You want these to be installed just a tad away from where the drawer's sides are, so it prevents the drawer from wiggling side to side. It took me a few attempts to get this right, because at first I put them too close together and thus the drawer wouldn't go in.
Step 3: Slide the Drawer into place and check for Stability and Smooth Gliding
If it is still droopy when opened, make sure that the guide is the right size, and is installed directly behind the drawer's track.
If it is still wiggly make sure each of your side saddles are close enough to the drawer's sides.
If it is still wiggly, make sure the drawer's track is firmly screwed and glued to the bottom and back of the drawer. (Some drawers' guides are side mounted, and if that is the case with yours only part of this post is helpful).
If you've done all of the above, and you still have an issue, make sure that the other portion of the drawer's track, that is attached to the dresser, (or other piece of furniture's) frame, is securely screwed in. Once you have checked all of these items, you will have smooth, sailing, strong drawers again.
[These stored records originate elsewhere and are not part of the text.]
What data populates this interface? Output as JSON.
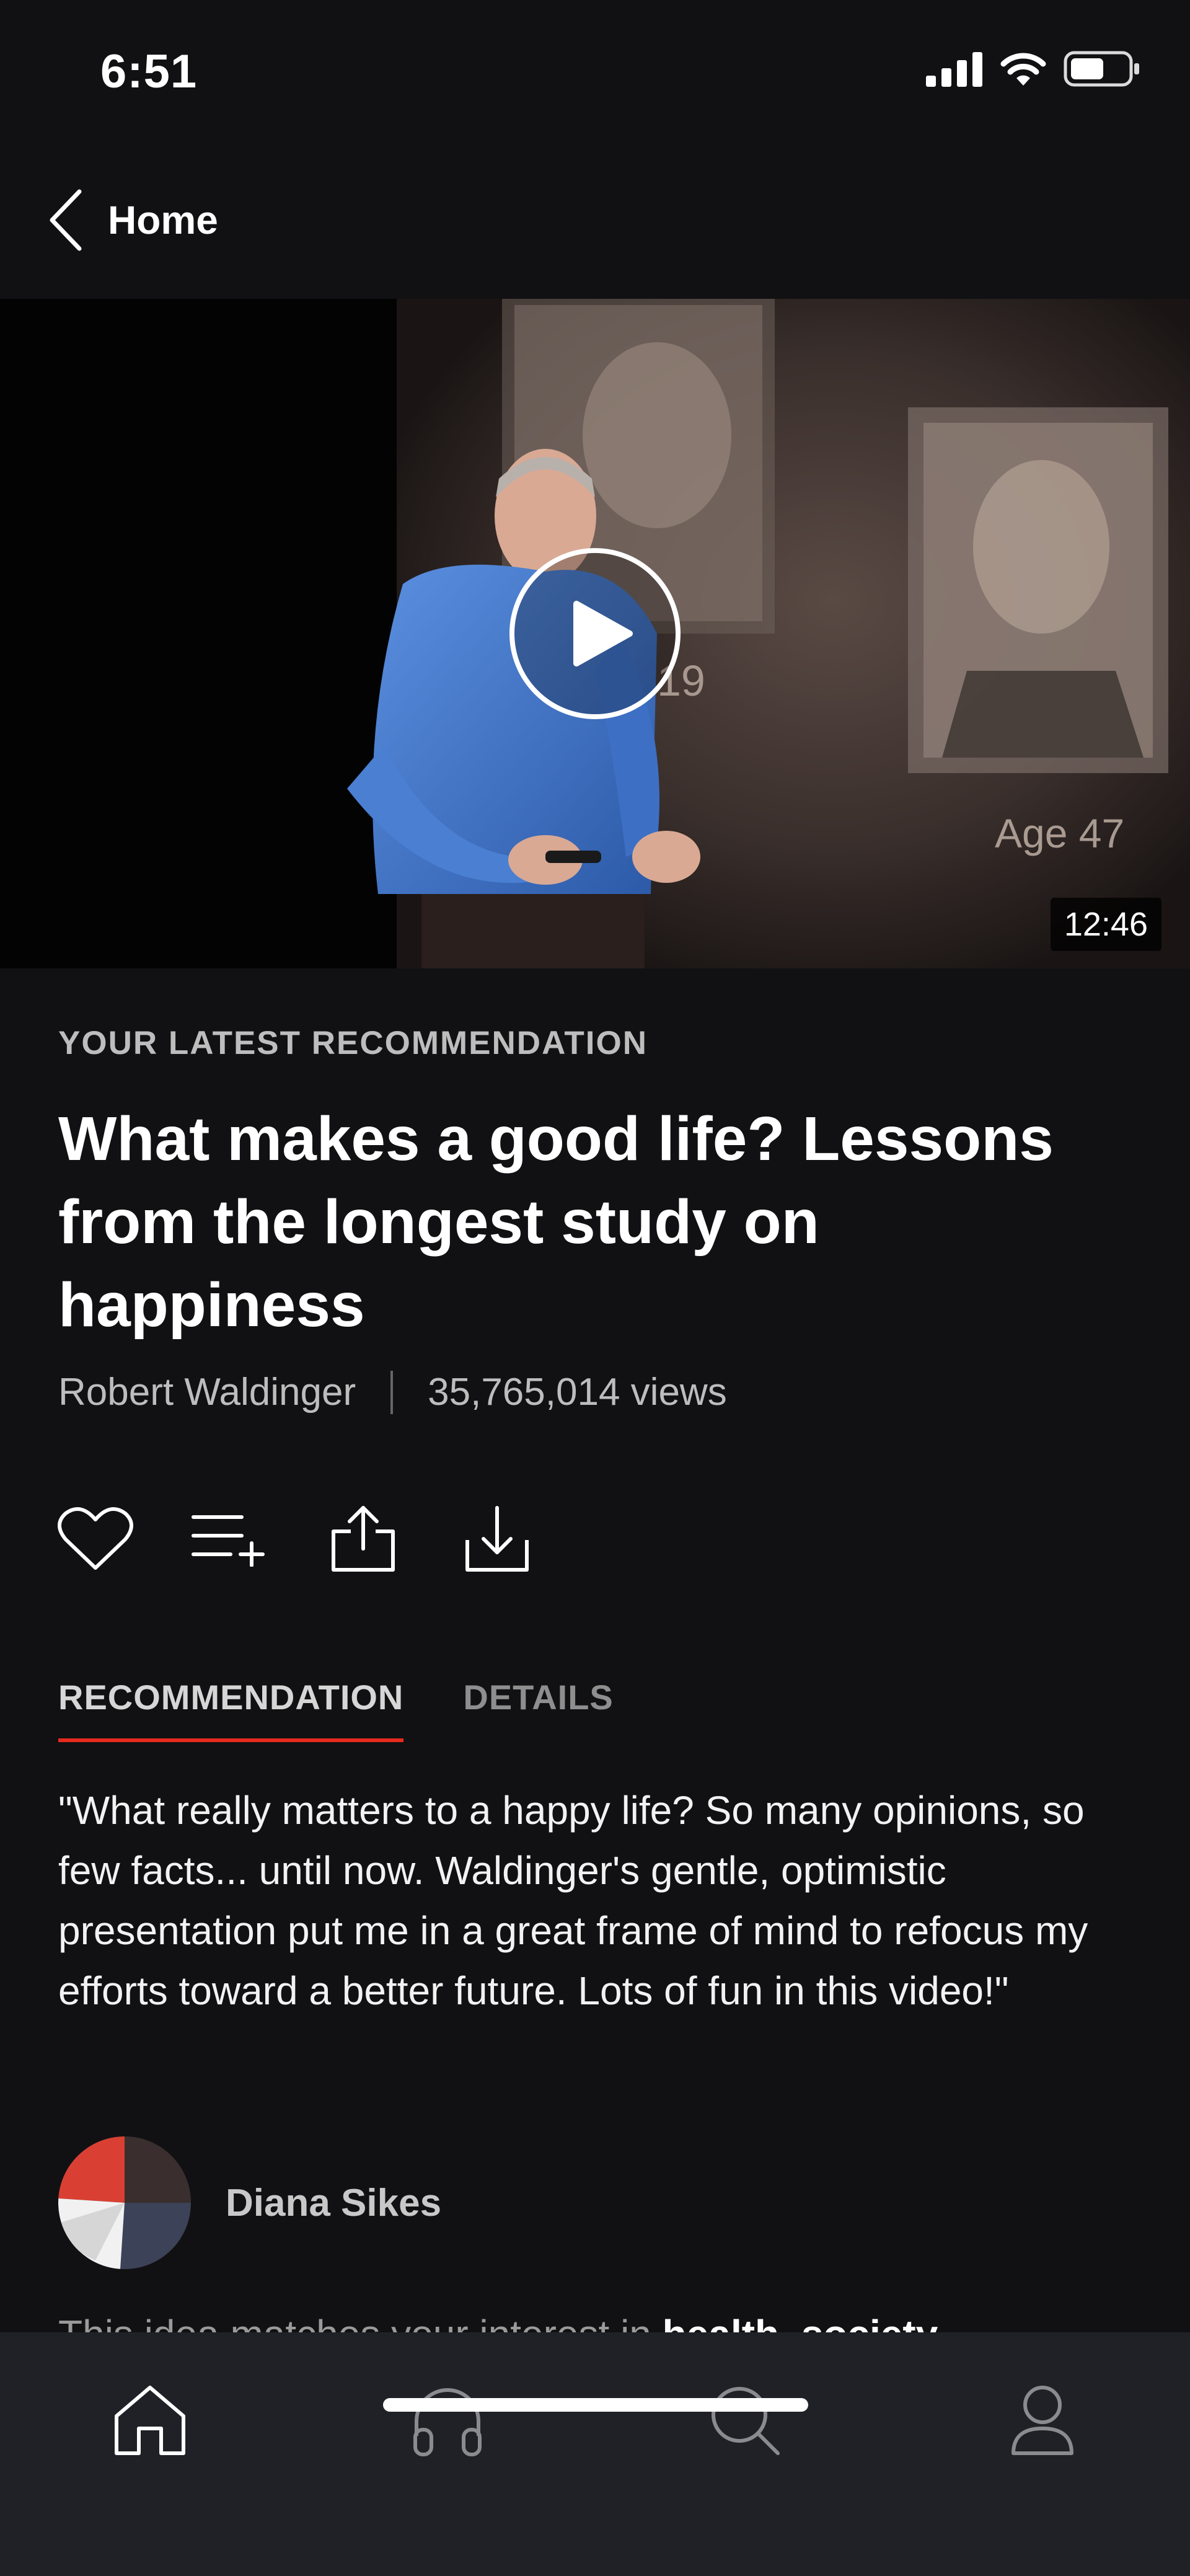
{
  "status_bar": {
    "time": "6:51"
  },
  "nav": {
    "back_label": "Home"
  },
  "video": {
    "duration": "12:46",
    "slide_text_1": "19",
    "slide_text_2": "Age 47"
  },
  "talk": {
    "eyebrow": "YOUR LATEST RECOMMENDATION",
    "title": "What makes a good life? Lessons from the longest study on happiness",
    "speaker": "Robert Waldinger",
    "views": "35,765,014 views"
  },
  "actions": [
    {
      "icon": "heart-icon"
    },
    {
      "icon": "add-to-list-icon"
    },
    {
      "icon": "share-icon"
    },
    {
      "icon": "download-icon"
    }
  ],
  "tabs": {
    "recommendation": "RECOMMENDATION",
    "details": "DETAILS"
  },
  "recommendation": {
    "quote": "\"What really matters to a happy life? So many opinions, so few facts... until now. Waldinger's gentle, optimistic presentation put me in a great frame of mind to refocus my efforts toward a better future.  Lots of fun in this video!\"",
    "reviewer": "Diana Sikes",
    "interest_prefix": "This idea matches your interest in ",
    "interest_topics": "health, society"
  },
  "tabbar": [
    {
      "icon": "home-icon",
      "active": true
    },
    {
      "icon": "headphones-icon",
      "active": false
    },
    {
      "icon": "search-icon",
      "active": false
    },
    {
      "icon": "profile-icon",
      "active": false
    }
  ],
  "colors": {
    "accent": "#e62b1e",
    "background": "#111113",
    "tabbar": "#202126"
  }
}
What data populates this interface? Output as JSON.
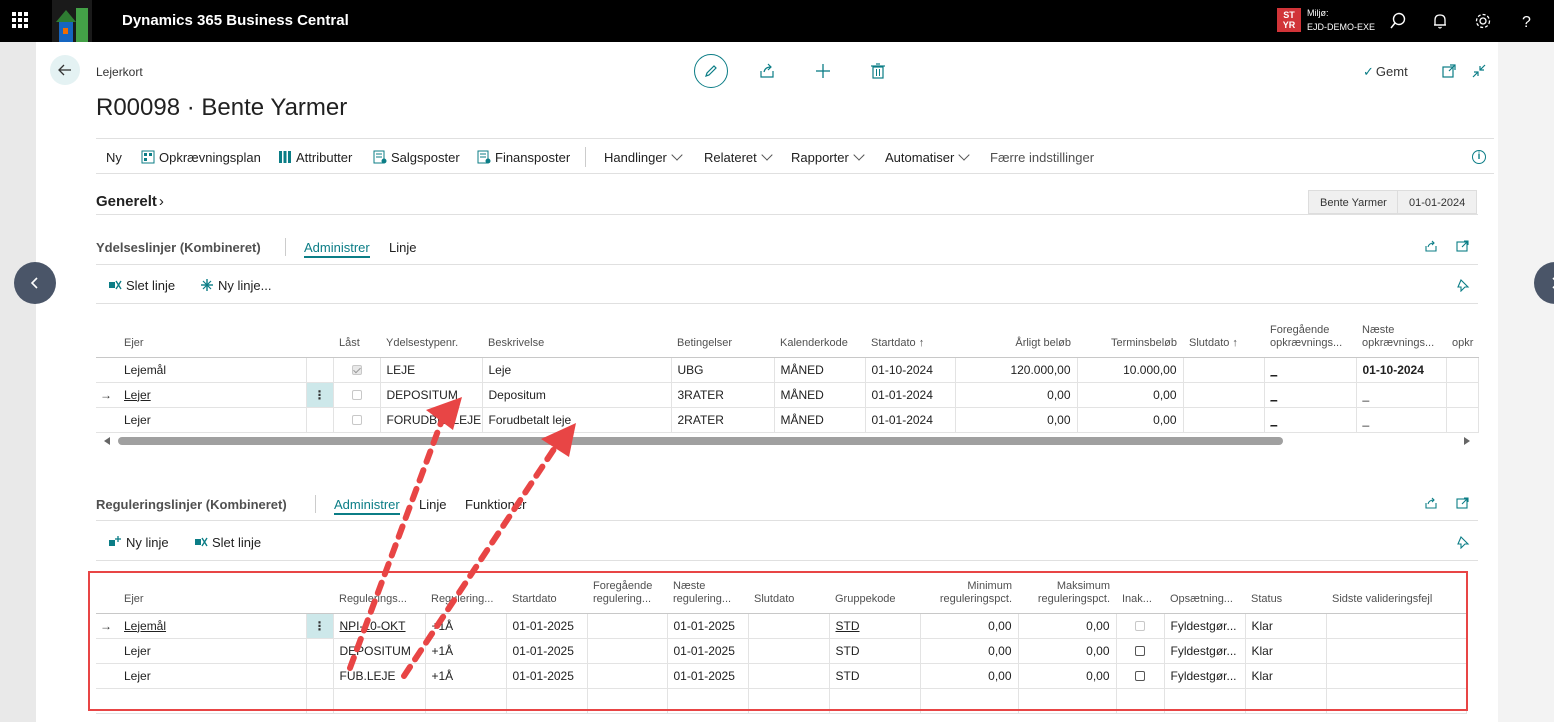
{
  "topbar": {
    "app_title": "Dynamics 365 Business Central",
    "env_badge": "ST YR",
    "env_label": "Miljø:",
    "env_name": "EJD-DEMO-EXE"
  },
  "header": {
    "breadcrumb": "Lejerkort",
    "title": "R00098 · Bente Yarmer",
    "saved_label": "Gemt"
  },
  "actions": {
    "ny": "Ny",
    "opkraevningsplan": "Opkrævningsplan",
    "attributter": "Attributter",
    "salgsposter": "Salgsposter",
    "finansposter": "Finansposter",
    "handlinger": "Handlinger",
    "relateret": "Relateret",
    "rapporter": "Rapporter",
    "automatiser": "Automatiser",
    "faerre": "Færre indstillinger"
  },
  "general": {
    "title": "Generelt",
    "tags": [
      "Bente Yarmer",
      "01-01-2024"
    ]
  },
  "ydelse": {
    "title": "Ydelseslinjer (Kombineret)",
    "tabs": [
      "Administrer",
      "Linje"
    ],
    "sub_actions": [
      "Slet linje",
      "Ny linje..."
    ],
    "columns": {
      "ejer": "Ejer",
      "laast": "Låst",
      "ydelsestypenr": "Ydelsestypenr.",
      "beskrivelse": "Beskrivelse",
      "betingelser": "Betingelser",
      "kalenderkode": "Kalenderkode",
      "startdato": "Startdato ↑",
      "aarligt": "Årligt beløb",
      "termins": "Terminsbeløb",
      "slutdato": "Slutdato ↑",
      "foregaaende_1": "Foregående",
      "foregaaende_2": "opkrævnings...",
      "naeste_1": "Næste",
      "naeste_2": "opkrævnings...",
      "opkr": "opkr"
    },
    "rows": [
      {
        "ejer": "Lejemål",
        "ydelse": "LEJE",
        "beskrivelse": "Leje",
        "betingelser": "UBG",
        "kalender": "MÅNED",
        "start": "01-10-2024",
        "aarligt": "120.000,00",
        "termins": "10.000,00",
        "foreg": "_",
        "naeste": "01-10-2024"
      },
      {
        "ejer": "Lejer",
        "ydelse": "DEPOSITUM",
        "beskrivelse": "Depositum",
        "betingelser": "3RATER",
        "kalender": "MÅNED",
        "start": "01-01-2024",
        "aarligt": "0,00",
        "termins": "0,00",
        "foreg": "_",
        "naeste": "_"
      },
      {
        "ejer": "Lejer",
        "ydelse": "FORUDBETLEJE",
        "beskrivelse": "Forudbetalt leje",
        "betingelser": "2RATER",
        "kalender": "MÅNED",
        "start": "01-01-2024",
        "aarligt": "0,00",
        "termins": "0,00",
        "foreg": "_",
        "naeste": "_"
      }
    ]
  },
  "regulering": {
    "title": "Reguleringslinjer (Kombineret)",
    "tabs": [
      "Administrer",
      "Linje",
      "Funktioner"
    ],
    "sub_actions": [
      "Ny linje",
      "Slet linje"
    ],
    "columns": {
      "ejer": "Ejer",
      "reg1": "Regulerings...",
      "reg2": "Regulering...",
      "startdato": "Startdato",
      "foreg_1": "Foregående",
      "foreg_2": "regulering...",
      "naeste_1": "Næste",
      "naeste_2": "regulering...",
      "slutdato": "Slutdato",
      "gruppekode": "Gruppekode",
      "min_1": "Minimum",
      "min_2": "reguleringspct.",
      "max_1": "Maksimum",
      "max_2": "reguleringspct.",
      "inak": "Inak...",
      "opsaetning": "Opsætning...",
      "status": "Status",
      "fejl": "Sidste valideringsfejl"
    },
    "rows": [
      {
        "ejer": "Lejemål",
        "reg1": "NPI-10-OKT",
        "reg2": "+1Å",
        "start": "01-01-2025",
        "naeste": "01-01-2025",
        "gruppe": "STD",
        "min": "0,00",
        "max": "0,00",
        "ops": "Fyldestgør...",
        "status": "Klar"
      },
      {
        "ejer": "Lejer",
        "reg1": "DEPOSITUM",
        "reg2": "+1Å",
        "start": "01-01-2025",
        "naeste": "01-01-2025",
        "gruppe": "STD",
        "min": "0,00",
        "max": "0,00",
        "ops": "Fyldestgør...",
        "status": "Klar"
      },
      {
        "ejer": "Lejer",
        "reg1": "FUB.LEJE",
        "reg2": "+1Å",
        "start": "01-01-2025",
        "naeste": "01-01-2025",
        "gruppe": "STD",
        "min": "0,00",
        "max": "0,00",
        "ops": "Fyldestgør...",
        "status": "Klar"
      }
    ]
  },
  "colors": {
    "accent": "#0b7d86",
    "annotation": "#e84545",
    "env_badge": "#d13438"
  }
}
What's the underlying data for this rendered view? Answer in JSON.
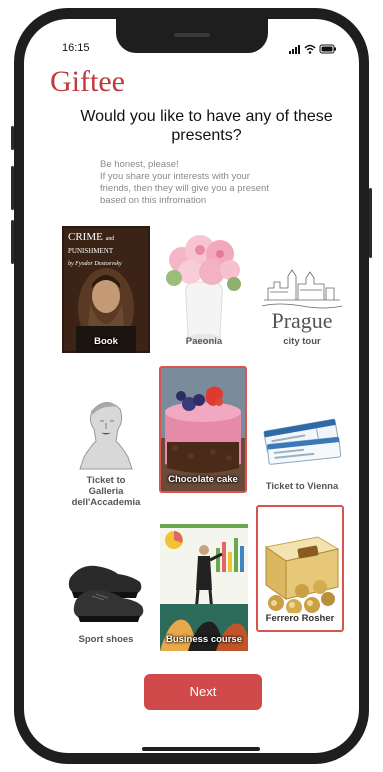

So there ya have it. A simple, DIY tutorial that is not only cheap, but will fix a very common household problem.
Please share if you have any other tips or tricks that have solved common drawer problems because they are invaluable. Or if you have any questions I am here to help!